### Required work
Write out the data in full, exactly as shown.

[Dataset rows describing interfaces]

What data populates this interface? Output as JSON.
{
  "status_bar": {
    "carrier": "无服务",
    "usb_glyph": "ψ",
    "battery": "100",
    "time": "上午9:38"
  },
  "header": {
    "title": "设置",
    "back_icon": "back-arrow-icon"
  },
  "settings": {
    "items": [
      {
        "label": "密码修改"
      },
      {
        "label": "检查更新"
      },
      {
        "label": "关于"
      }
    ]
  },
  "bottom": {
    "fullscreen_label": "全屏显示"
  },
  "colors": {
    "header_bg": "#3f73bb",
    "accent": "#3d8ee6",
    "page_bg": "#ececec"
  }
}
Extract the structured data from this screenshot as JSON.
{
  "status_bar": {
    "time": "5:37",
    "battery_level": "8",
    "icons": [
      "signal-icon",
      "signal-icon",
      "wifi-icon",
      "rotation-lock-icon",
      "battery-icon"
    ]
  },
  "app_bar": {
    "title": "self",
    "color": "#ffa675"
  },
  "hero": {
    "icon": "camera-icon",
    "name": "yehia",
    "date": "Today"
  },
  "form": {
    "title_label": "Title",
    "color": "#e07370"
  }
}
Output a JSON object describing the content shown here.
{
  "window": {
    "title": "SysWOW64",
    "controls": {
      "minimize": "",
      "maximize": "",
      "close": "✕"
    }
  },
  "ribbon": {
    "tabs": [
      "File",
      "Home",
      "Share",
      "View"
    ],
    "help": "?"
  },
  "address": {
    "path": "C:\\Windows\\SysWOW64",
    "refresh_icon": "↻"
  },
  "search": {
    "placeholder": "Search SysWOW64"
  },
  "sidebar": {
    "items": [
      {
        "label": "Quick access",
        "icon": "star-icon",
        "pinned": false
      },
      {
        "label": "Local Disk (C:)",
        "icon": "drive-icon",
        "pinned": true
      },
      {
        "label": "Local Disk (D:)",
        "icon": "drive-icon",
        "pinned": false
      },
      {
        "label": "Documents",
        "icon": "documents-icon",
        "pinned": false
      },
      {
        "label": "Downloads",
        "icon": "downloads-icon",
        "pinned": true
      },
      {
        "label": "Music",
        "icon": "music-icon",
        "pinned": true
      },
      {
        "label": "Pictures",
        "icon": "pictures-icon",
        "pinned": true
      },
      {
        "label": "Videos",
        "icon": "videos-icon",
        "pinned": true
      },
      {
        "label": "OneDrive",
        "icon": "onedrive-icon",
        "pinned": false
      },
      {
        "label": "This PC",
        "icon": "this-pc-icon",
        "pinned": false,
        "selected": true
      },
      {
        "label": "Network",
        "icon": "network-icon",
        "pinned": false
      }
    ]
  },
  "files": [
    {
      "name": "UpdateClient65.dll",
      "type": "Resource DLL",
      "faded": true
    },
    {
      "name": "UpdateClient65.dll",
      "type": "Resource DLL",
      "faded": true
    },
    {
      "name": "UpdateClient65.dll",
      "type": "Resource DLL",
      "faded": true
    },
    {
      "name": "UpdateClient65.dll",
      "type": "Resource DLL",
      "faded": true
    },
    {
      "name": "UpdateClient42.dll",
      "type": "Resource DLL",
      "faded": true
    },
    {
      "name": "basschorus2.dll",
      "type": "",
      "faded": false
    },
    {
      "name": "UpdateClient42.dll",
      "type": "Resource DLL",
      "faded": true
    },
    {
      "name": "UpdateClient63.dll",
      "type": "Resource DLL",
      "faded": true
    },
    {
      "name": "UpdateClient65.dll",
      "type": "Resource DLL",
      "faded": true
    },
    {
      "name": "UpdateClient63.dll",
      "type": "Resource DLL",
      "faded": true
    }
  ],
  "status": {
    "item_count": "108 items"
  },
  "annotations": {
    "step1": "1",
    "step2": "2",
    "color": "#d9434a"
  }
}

### Response area
What data populates this interface? Output as JSON.
{
  "status_bar": {
    "carrier": "无服务",
    "usb_glyph": "ψ",
    "battery": "100",
    "time": "上午9:38"
  },
  "header": {
    "title": "设置",
    "back_icon": "back-arrow-icon"
  },
  "settings": {
    "items": [
      {
        "label": "密码修改"
      },
      {
        "label": "检查更新"
      },
      {
        "label": "关于"
      }
    ]
  },
  "bottom": {
    "fullscreen_label": "全屏显示"
  },
  "colors": {
    "header_bg": "#3f73bb",
    "accent": "#3d8ee6",
    "page_bg": "#ececec"
  }
}
Extract the structured data from this screenshot as JSON.
{
  "status_bar": {
    "time": "5:37",
    "battery_level": "8",
    "icons": [
      "signal-icon",
      "signal-icon",
      "wifi-icon",
      "rotation-lock-icon",
      "battery-icon"
    ]
  },
  "app_bar": {
    "title": "self",
    "color": "#ffa675"
  },
  "hero": {
    "icon": "camera-icon",
    "name": "yehia",
    "date": "Today"
  },
  "form": {
    "title_label": "Title",
    "color": "#e07370"
  }
}
Output a JSON object describing the content shown here.
{
  "window": {
    "title": "SysWOW64",
    "controls": {
      "minimize": "",
      "maximize": "",
      "close": "✕"
    }
  },
  "ribbon": {
    "tabs": [
      "File",
      "Home",
      "Share",
      "View"
    ],
    "help": "?"
  },
  "address": {
    "path": "C:\\Windows\\SysWOW64",
    "refresh_icon": "↻"
  },
  "search": {
    "placeholder": "Search SysWOW64"
  },
  "sidebar": {
    "items": [
      {
        "label": "Quick access",
        "icon": "star-icon",
        "pinned": false
      },
      {
        "label": "Local Disk (C:)",
        "icon": "drive-icon",
        "pinned": true
      },
      {
        "label": "Local Disk (D:)",
        "icon": "drive-icon",
        "pinned": false
      },
      {
        "label": "Documents",
        "icon": "documents-icon",
        "pinned": false
      },
      {
        "label": "Downloads",
        "icon": "downloads-icon",
        "pinned": true
      },
      {
        "label": "Music",
        "icon": "music-icon",
        "pinned": true
      },
      {
        "label": "Pictures",
        "icon": "pictures-icon",
        "pinned": true
      },
      {
        "label": "Videos",
        "icon": "videos-icon",
        "pinned": true
      },
      {
        "label": "OneDrive",
        "icon": "onedrive-icon",
        "pinned": false
      },
      {
        "label": "This PC",
        "icon": "this-pc-icon",
        "pinned": false,
        "selected": true
      },
      {
        "label": "Network",
        "icon": "network-icon",
        "pinned": false
      }
    ]
  },
  "files": [
    {
      "name": "UpdateClient65.dll",
      "type": "Resource DLL",
      "faded": true
    },
    {
      "name": "UpdateClient65.dll",
      "type": "Resource DLL",
      "faded": true
    },
    {
      "name": "UpdateClient65.dll",
      "type": "Resource DLL",
      "faded": true
    },
    {
      "name": "UpdateClient65.dll",
      "type": "Resource DLL",
      "faded": true
    },
    {
      "name": "UpdateClient42.dll",
      "type": "Resource DLL",
      "faded": true
    },
    {
      "name": "basschorus2.dll",
      "type": "",
      "faded": false
    },
    {
      "name": "UpdateClient42.dll",
      "type": "Resource DLL",
      "faded": true
    },
    {
      "name": "UpdateClient63.dll",
      "type": "Resource DLL",
      "faded": true
    },
    {
      "name": "UpdateClient65.dll",
      "type": "Resource DLL",
      "faded": true
    },
    {
      "name": "UpdateClient63.dll",
      "type": "Resource DLL",
      "faded": true
    }
  ],
  "status": {
    "item_count": "108 items"
  },
  "annotations": {
    "step1": "1",
    "step2": "2",
    "color": "#d9434a"
  }
}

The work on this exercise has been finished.